Also from the Art of Cooking I used the Frictata recipe. At one stage I pulled this enormous golden mountain from the oven, it was glorious looking, it nearly upset me to think of its inevitable collapse, but in the end the sagging wasn’t quite as horribly as I was afraid it would be.
Beat the eggs well together with a little water and milk to make the frittata softer; likewise, add some good cheese that has been grated and cook the frittata in good butter to make it more fatty. Not that, for it to be good, it should not be stirred or overly cooked. If you wish to make it green, take the things mentioned above and add the water from the following herbs: chard, a generous amount of parsley, borage, mint, marjoram, and a lesser amount of sage, passing through a stamine to obtaine their water; then remove the herbs that will have been crushed in the stamine.
Another way to make a frittata with herbs is to take the above herbs, finely chop, and fry in good butter or oil, and then by mixing them together with the eggs and the other ingredients mentioned above, you make the frittata which should be carefully cooked when well seasoned, but not overcooked.
I used 16 eggs, about a cup of milk, a good solid chunk of butter and parmesan cheese, and finely chopped sage, a little thyme, basil, marjoram and lots of parsley.
3. Beef Stew – a variation on a beef stew I worked on at Yuletide University last year that was very popular and stuck in my head as the first time I thought ‘christmas spices’ actually do work with beef, who knew!? This one I don’t have the original source for as I begged it from the feast cook, Lady Melisande, I must try and source it at some point. This is the small quantity version I received, obviously I increased the quantities for full lunch serving 🙂
Beef with Prosciutto and Currants
500g (1lb) rump or Topside of veal
100g (3.5oz) prosciutto (I replaced this with bacon, for budgetary reasons)
1 small onion
1 tablespoon Olive Oil
1 Teaspoon ground ginger
0.5-1 teaspoon cinnamon
Freshly ground black pepper
2 tablespoons currants
0.5 cup veal/beef or chicken stock
0.5 cup verjuice

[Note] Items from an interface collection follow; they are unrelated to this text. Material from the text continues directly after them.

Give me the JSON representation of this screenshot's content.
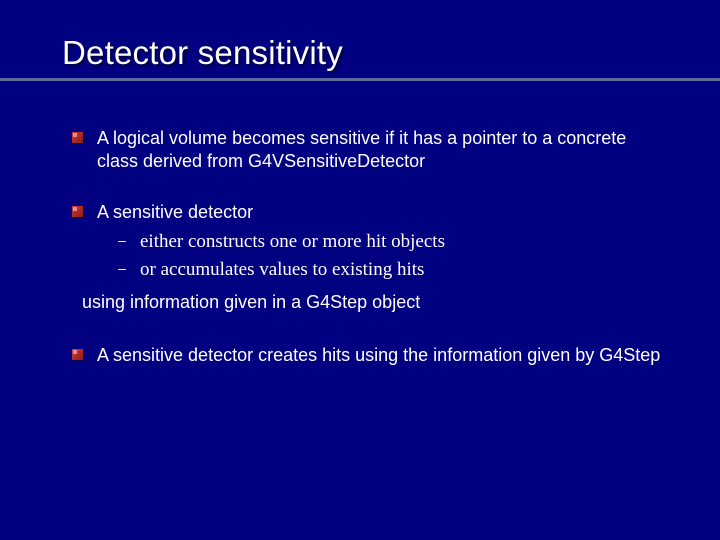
{
  "title": "Detector sensitivity",
  "bullets": [
    {
      "text": "A logical volume becomes sensitive if it has a pointer to a concrete class derived from G4VSensitiveDetector"
    },
    {
      "text": "A sensitive detector",
      "subitems": [
        "either constructs one or more hit objects",
        "or accumulates values to existing hits"
      ],
      "continuation": "using information given in a G4Step object"
    },
    {
      "text": "A sensitive detector creates hits using the information given by G4Step"
    }
  ]
}
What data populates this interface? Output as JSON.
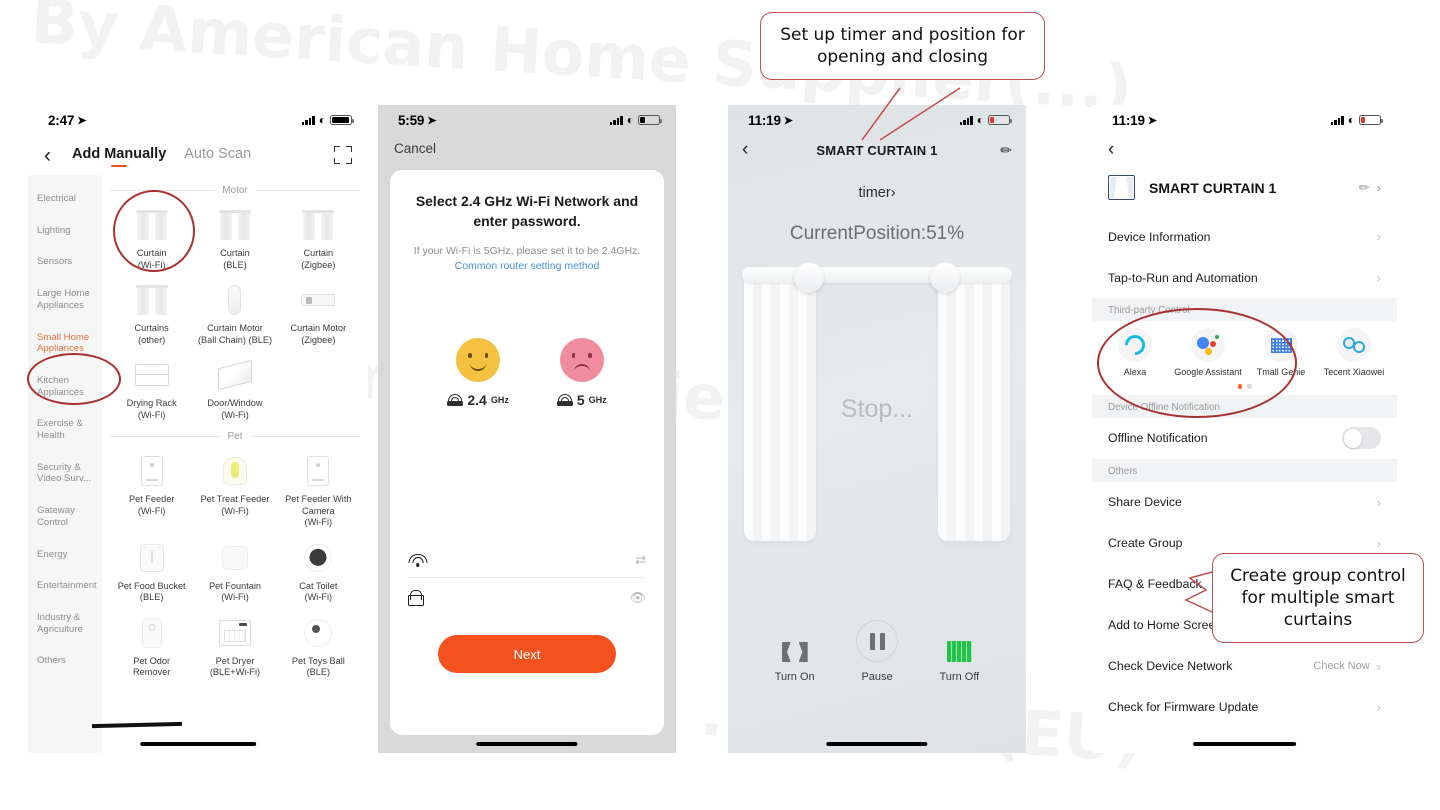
{
  "watermark": {
    "line1": "By American Home Supplier(...)",
    "line2": "n Home Supplier(...)",
    "line3": "...Home (EU)"
  },
  "annotations": [
    {
      "id": "timer-callout",
      "text": "Set up timer and position for opening and closing"
    },
    {
      "id": "group-callout",
      "text": "Create group control for multiple smart curtains"
    }
  ],
  "phone1": {
    "status": {
      "time": "2:47",
      "location_icon": "location-arrow-icon",
      "battery_level": 85
    },
    "nav": {
      "back_icon": "chevron-left-icon",
      "tab_active": "Add Manually",
      "tab_inactive": "Auto Scan",
      "scan_icon": "scan-frame-icon"
    },
    "categories": [
      {
        "label": "Electrical",
        "selected": false
      },
      {
        "label": "Lighting",
        "selected": false
      },
      {
        "label": "Sensors",
        "selected": false
      },
      {
        "label": "Large Home Appliances",
        "selected": false
      },
      {
        "label": "Small Home Appliances",
        "selected": true
      },
      {
        "label": "Kitchen Appliances",
        "selected": false
      },
      {
        "label": "Exercise & Health",
        "selected": false
      },
      {
        "label": "Security & Video Surv...",
        "selected": false
      },
      {
        "label": "Gateway Control",
        "selected": false
      },
      {
        "label": "Energy",
        "selected": false
      },
      {
        "label": "Entertainment",
        "selected": false
      },
      {
        "label": "Industry & Agriculture",
        "selected": false
      },
      {
        "label": "Others",
        "selected": false
      }
    ],
    "sections": [
      {
        "title": "Motor",
        "items": [
          {
            "name": "Curtain",
            "proto": "(Wi-Fi)",
            "icon": "curtain-icon"
          },
          {
            "name": "Curtain",
            "proto": "(BLE)",
            "icon": "curtain-icon"
          },
          {
            "name": "Curtain",
            "proto": "(Zigbee)",
            "icon": "curtain-icon"
          },
          {
            "name": "Curtains",
            "proto": "(other)",
            "icon": "curtain-icon"
          },
          {
            "name": "Curtain Motor",
            "proto": "(Ball Chain) (BLE)",
            "icon": "curtain-motor-icon"
          },
          {
            "name": "Curtain Motor",
            "proto": "(Zigbee)",
            "icon": "curtain-rail-icon"
          },
          {
            "name": "Drying Rack",
            "proto": "(Wi-Fi)",
            "icon": "drying-rack-icon"
          },
          {
            "name": "Door/Window",
            "proto": "(Wi-Fi)",
            "icon": "door-window-icon"
          }
        ]
      },
      {
        "title": "Pet",
        "items": [
          {
            "name": "Pet Feeder",
            "proto": "(Wi-Fi)",
            "icon": "pet-feeder-icon"
          },
          {
            "name": "Pet Treat Feeder",
            "proto": "(Wi-Fi)",
            "icon": "pet-treat-feeder-icon"
          },
          {
            "name": "Pet Feeder With Camera",
            "proto": "(Wi-Fi)",
            "icon": "pet-feeder-camera-icon"
          },
          {
            "name": "Pet Food Bucket",
            "proto": "(BLE)",
            "icon": "pet-food-bucket-icon"
          },
          {
            "name": "Pet Fountain",
            "proto": "(Wi-Fi)",
            "icon": "pet-fountain-icon"
          },
          {
            "name": "Cat Toilet",
            "proto": "(Wi-Fi)",
            "icon": "cat-toilet-icon"
          },
          {
            "name": "Pet Odor",
            "proto": "Remover",
            "icon": "pet-odor-icon"
          },
          {
            "name": "Pet Dryer",
            "proto": "(BLE+Wi-Fi)",
            "icon": "pet-dryer-icon"
          },
          {
            "name": "Pet Toys Ball",
            "proto": "(BLE)",
            "icon": "pet-toys-ball-icon"
          }
        ]
      }
    ]
  },
  "phone2": {
    "status": {
      "time": "5:59",
      "location_icon": "location-arrow-icon",
      "battery_level": 25
    },
    "cancel": "Cancel",
    "title": "Select 2.4 GHz Wi-Fi Network and enter password.",
    "subtitle": "If your Wi-Fi is 5GHz, please set it to be 2.4GHz.",
    "link": "Common router setting method",
    "bands": [
      {
        "value": "2.4",
        "unit": "GHz",
        "face": "happy-face-icon",
        "color": "#f5c141"
      },
      {
        "value": "5",
        "unit": "GHz",
        "face": "sad-face-icon",
        "color": "#f08ca0"
      }
    ],
    "ssid_field": {
      "icon": "wifi-icon",
      "value": "",
      "placeholder": "",
      "trailing_icon": "switch-network-icon"
    },
    "password_field": {
      "icon": "lock-icon",
      "value": "",
      "placeholder": "",
      "trailing_icon": "eye-off-icon"
    },
    "next_button": "Next"
  },
  "phone3": {
    "status": {
      "time": "11:19",
      "location_icon": "location-arrow-icon",
      "battery_level": 15
    },
    "back_icon": "chevron-left-icon",
    "title": "SMART CURTAIN 1",
    "edit_icon": "pencil-icon",
    "timer_label": "timer",
    "timer_chevron": "chevron-right-icon",
    "position_text": "CurrentPosition:51%",
    "position_percent": 51,
    "state_text": "Stop...",
    "controls": [
      {
        "label": "Turn On",
        "icon": "curtain-open-icon"
      },
      {
        "label": "Pause",
        "icon": "pause-icon"
      },
      {
        "label": "Turn Off",
        "icon": "curtain-closed-icon"
      }
    ]
  },
  "phone4": {
    "status": {
      "time": "11:19",
      "location_icon": "location-arrow-icon",
      "battery_level": 15
    },
    "back_icon": "chevron-left-icon",
    "device": {
      "icon": "curtain-device-icon",
      "name": "SMART CURTAIN 1",
      "edit_icon": "pencil-icon",
      "chevron": "chevron-right-icon"
    },
    "rows_top": [
      {
        "label": "Device Information",
        "chevron": "chevron-right-icon"
      },
      {
        "label": "Tap-to-Run and Automation",
        "chevron": "chevron-right-icon"
      }
    ],
    "third_party": {
      "header": "Third-party Control",
      "items": [
        {
          "label": "Alexa",
          "icon": "alexa-icon"
        },
        {
          "label": "Google Assistant",
          "icon": "google-assistant-icon"
        },
        {
          "label": "Tmall Genie",
          "icon": "tmall-genie-icon"
        },
        {
          "label": "Tecent Xiaowei",
          "icon": "tencent-xiaowei-icon"
        }
      ],
      "page_dots": 2,
      "active_dot": 0
    },
    "offline": {
      "header": "Device Offline Notification",
      "label": "Offline Notification",
      "enabled": false
    },
    "others": {
      "header": "Others",
      "rows": [
        {
          "label": "Share Device",
          "hint": "",
          "chevron": "chevron-right-icon"
        },
        {
          "label": "Create Group",
          "hint": "",
          "chevron": "chevron-right-icon"
        },
        {
          "label": "FAQ & Feedback",
          "hint": "",
          "chevron": "chevron-right-icon"
        },
        {
          "label": "Add to Home Screen",
          "hint": "",
          "chevron": "chevron-right-icon"
        },
        {
          "label": "Check Device Network",
          "hint": "Check Now",
          "chevron": "chevron-right-icon"
        },
        {
          "label": "Check for Firmware Update",
          "hint": "",
          "chevron": "chevron-right-icon"
        }
      ]
    }
  }
}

Slice the beef into strips, finely chop the bacon/ prosciutto and onion. Fry onion in olive oil until soft and transparent, add prosciutto and meat and cook, turning with a fork, until the meat has lost its pinkness. Add spices, including plenty of pepper, currants and stock and simmer over moderate heat for 10-15mins, uncovered; by the end of this time most of the liquid should have been absorbed or evaporated. Beat eggs with verjuice and add to pan, stirring. Continue stirring until thickened. This sauce helps hold the meat together. Serve hot.
I also cooked a large amount of rice.
4. Fungi de Monte: Basically mushrooms cooked with sliced onion or leek, with nutmeg, lots of pepper, oil and salt.
5. Cucummern: lots of sliced peeled cucumber tossed in olive oil with lots of black pepper.